■ Your assignment:
Your answer should consist of all lines in the listing that hold the word "data".

##### Given records #####

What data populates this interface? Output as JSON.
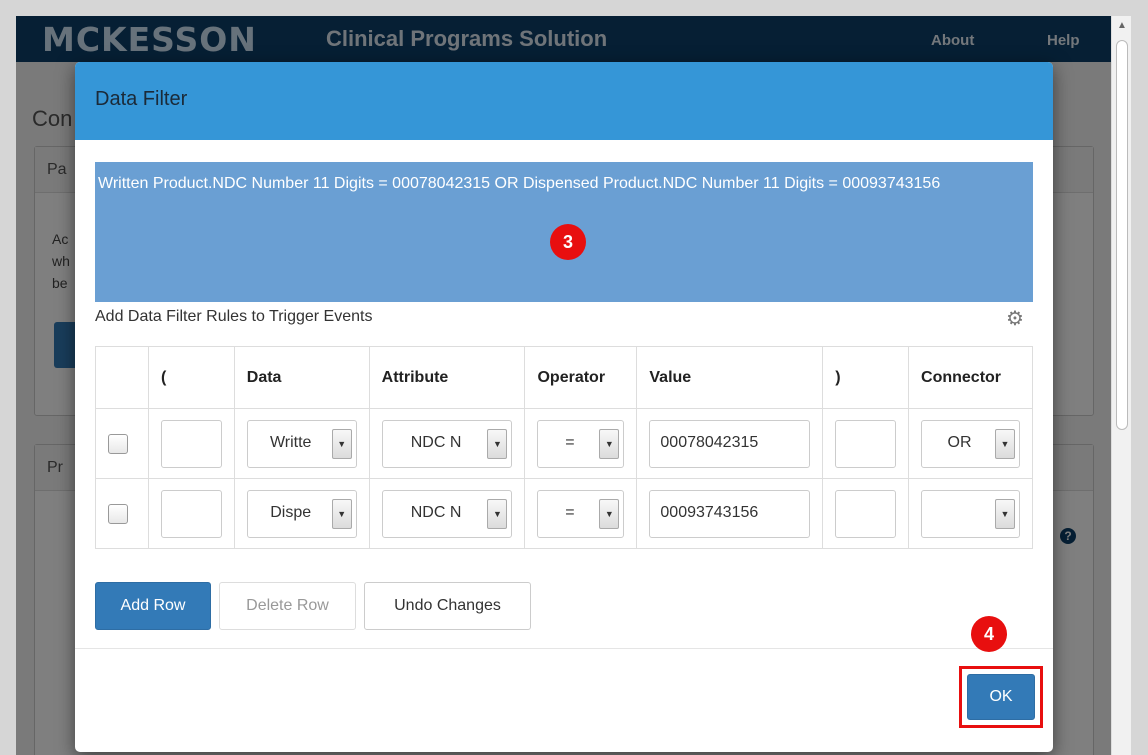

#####
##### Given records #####

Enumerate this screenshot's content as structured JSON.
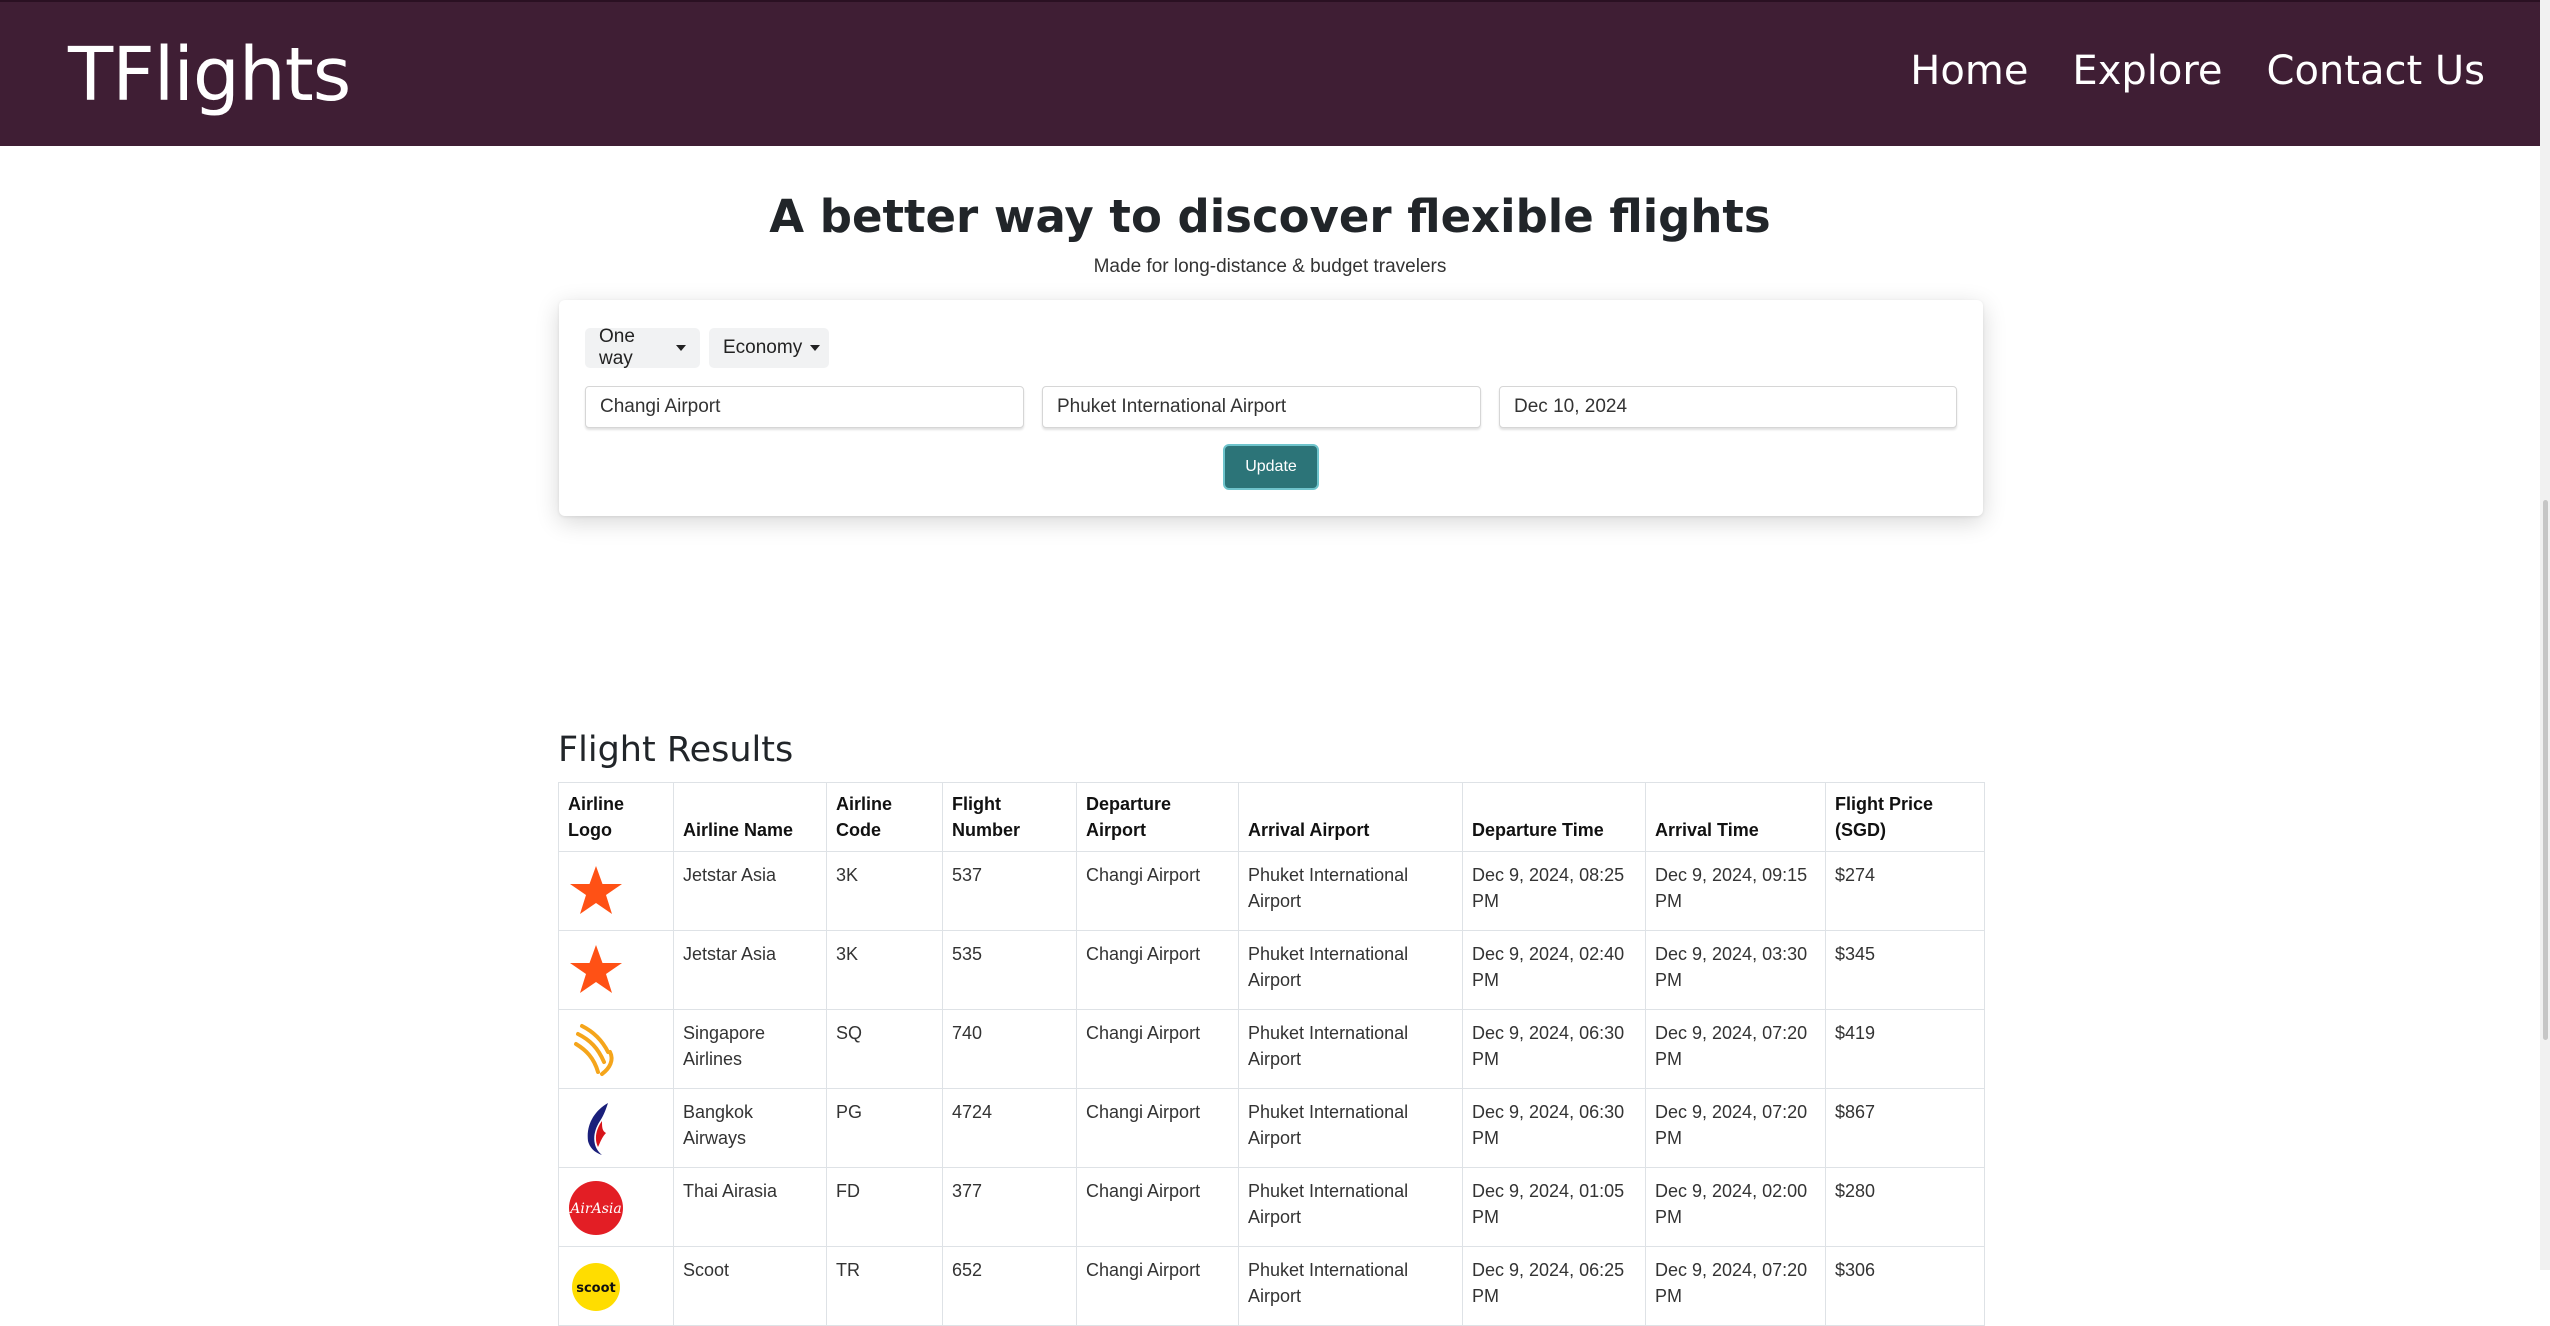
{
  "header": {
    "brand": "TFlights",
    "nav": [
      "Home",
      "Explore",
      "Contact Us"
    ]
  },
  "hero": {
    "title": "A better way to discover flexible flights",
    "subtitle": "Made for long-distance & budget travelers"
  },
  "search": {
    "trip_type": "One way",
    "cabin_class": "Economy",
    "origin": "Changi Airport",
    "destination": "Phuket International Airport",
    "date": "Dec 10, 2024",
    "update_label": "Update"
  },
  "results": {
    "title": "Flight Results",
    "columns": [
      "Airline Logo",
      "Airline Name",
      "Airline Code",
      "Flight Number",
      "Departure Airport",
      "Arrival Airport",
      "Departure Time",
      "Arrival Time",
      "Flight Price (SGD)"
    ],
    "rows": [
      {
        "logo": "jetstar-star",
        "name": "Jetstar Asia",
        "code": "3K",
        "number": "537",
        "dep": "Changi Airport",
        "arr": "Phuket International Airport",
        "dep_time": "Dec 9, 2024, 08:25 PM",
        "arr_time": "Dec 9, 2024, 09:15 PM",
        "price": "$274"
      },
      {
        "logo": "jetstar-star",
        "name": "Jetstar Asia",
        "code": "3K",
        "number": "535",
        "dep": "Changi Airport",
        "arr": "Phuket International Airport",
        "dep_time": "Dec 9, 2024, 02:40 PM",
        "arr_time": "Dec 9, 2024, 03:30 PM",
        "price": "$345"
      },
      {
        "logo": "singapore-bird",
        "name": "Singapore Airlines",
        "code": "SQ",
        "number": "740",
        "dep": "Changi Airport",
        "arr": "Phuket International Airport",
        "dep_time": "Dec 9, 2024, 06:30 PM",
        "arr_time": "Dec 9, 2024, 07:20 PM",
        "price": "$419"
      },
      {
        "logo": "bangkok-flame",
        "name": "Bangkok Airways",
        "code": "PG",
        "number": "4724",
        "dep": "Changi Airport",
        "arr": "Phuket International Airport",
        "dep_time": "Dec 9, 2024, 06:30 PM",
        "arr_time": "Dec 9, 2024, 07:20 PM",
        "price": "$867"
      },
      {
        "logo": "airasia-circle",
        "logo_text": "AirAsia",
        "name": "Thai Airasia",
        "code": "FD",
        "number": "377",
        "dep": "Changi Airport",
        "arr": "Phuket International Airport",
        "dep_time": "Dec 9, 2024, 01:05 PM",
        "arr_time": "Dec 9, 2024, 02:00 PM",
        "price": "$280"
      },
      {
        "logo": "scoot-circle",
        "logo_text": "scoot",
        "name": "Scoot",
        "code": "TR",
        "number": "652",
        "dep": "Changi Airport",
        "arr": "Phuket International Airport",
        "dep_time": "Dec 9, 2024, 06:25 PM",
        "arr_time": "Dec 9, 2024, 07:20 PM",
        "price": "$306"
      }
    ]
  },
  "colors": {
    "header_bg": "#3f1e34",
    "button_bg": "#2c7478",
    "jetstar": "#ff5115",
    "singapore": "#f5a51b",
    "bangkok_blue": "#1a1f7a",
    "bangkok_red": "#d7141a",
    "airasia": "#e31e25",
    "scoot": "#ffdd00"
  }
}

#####
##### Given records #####

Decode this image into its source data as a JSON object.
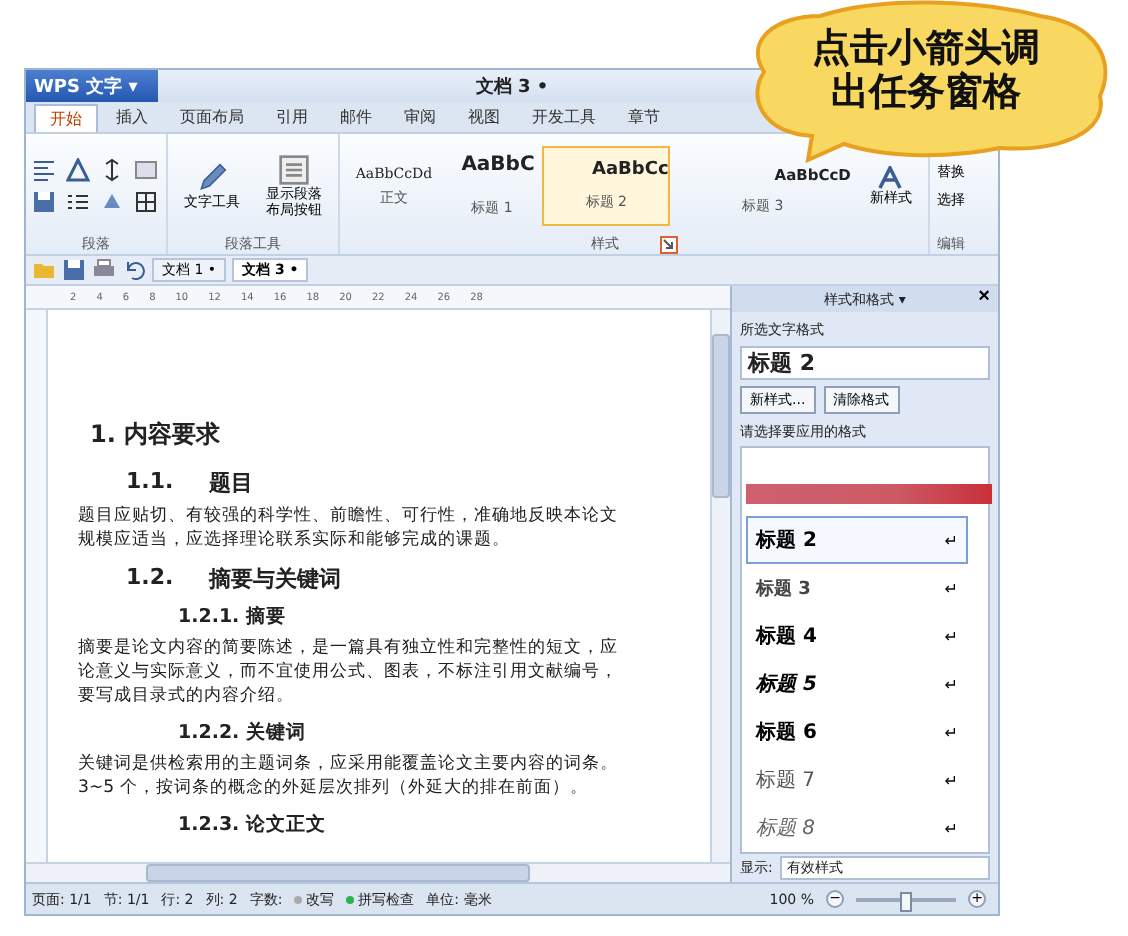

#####

■ Answer to the exercise:
What data populates this interface? Output as JSON.
Decode this image into its source data as a JSON object.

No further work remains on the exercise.